About this task: Scan the entries that follow for the word "Error", then report every line in which it appears.

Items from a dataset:
○ ○ ○

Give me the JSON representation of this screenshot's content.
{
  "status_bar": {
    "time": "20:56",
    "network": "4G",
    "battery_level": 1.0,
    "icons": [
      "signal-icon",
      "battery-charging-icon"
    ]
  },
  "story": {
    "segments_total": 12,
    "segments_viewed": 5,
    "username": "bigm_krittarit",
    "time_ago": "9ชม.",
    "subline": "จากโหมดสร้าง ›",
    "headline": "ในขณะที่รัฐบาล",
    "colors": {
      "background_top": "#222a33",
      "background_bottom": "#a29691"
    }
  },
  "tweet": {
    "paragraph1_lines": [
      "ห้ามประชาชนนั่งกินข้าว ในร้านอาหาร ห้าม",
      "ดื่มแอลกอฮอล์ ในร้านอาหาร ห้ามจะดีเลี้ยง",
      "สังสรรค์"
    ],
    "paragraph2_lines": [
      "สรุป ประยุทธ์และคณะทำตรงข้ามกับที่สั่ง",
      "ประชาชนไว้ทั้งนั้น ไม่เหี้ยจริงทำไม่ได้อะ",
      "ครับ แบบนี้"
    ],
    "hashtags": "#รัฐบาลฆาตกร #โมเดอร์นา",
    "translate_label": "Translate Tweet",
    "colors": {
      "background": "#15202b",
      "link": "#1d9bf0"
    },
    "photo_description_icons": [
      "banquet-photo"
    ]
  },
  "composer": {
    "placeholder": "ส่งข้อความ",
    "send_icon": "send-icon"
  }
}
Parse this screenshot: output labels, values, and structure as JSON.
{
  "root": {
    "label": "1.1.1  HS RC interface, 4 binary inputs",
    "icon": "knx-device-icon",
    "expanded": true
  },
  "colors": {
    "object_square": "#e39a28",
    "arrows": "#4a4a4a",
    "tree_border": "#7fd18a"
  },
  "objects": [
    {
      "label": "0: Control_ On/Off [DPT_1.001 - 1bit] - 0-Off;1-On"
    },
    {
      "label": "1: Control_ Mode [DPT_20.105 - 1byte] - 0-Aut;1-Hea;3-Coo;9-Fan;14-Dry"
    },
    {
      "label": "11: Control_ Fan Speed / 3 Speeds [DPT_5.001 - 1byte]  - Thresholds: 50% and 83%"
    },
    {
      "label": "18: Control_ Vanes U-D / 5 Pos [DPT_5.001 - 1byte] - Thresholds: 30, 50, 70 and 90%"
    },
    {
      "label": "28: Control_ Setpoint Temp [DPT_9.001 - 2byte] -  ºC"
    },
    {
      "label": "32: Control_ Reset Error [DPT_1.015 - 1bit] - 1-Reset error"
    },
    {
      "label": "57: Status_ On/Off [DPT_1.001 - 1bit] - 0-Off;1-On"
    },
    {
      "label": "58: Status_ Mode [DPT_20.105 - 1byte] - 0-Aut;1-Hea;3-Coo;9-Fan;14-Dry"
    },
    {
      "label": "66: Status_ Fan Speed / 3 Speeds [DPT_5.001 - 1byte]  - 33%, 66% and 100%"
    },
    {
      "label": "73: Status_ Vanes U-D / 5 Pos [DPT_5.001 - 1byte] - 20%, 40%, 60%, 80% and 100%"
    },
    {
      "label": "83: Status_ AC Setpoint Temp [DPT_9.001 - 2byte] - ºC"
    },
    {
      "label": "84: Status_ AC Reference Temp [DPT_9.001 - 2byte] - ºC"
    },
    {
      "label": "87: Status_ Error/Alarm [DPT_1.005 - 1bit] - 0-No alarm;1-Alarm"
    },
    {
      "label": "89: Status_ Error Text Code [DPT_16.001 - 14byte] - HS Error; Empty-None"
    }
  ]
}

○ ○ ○

Written answer:
      "label": "32: Control_ Reset Error [DPT_1.015 - 1bit] - 1-Reset error"
      "label": "87: Status_ Error/Alarm [DPT_1.005 - 1bit] - 0-No alarm;1-Alarm"
      "label": "89: Status_ Error Text Code [DPT_16.001 - 14byte] - HS Error; Empty-None"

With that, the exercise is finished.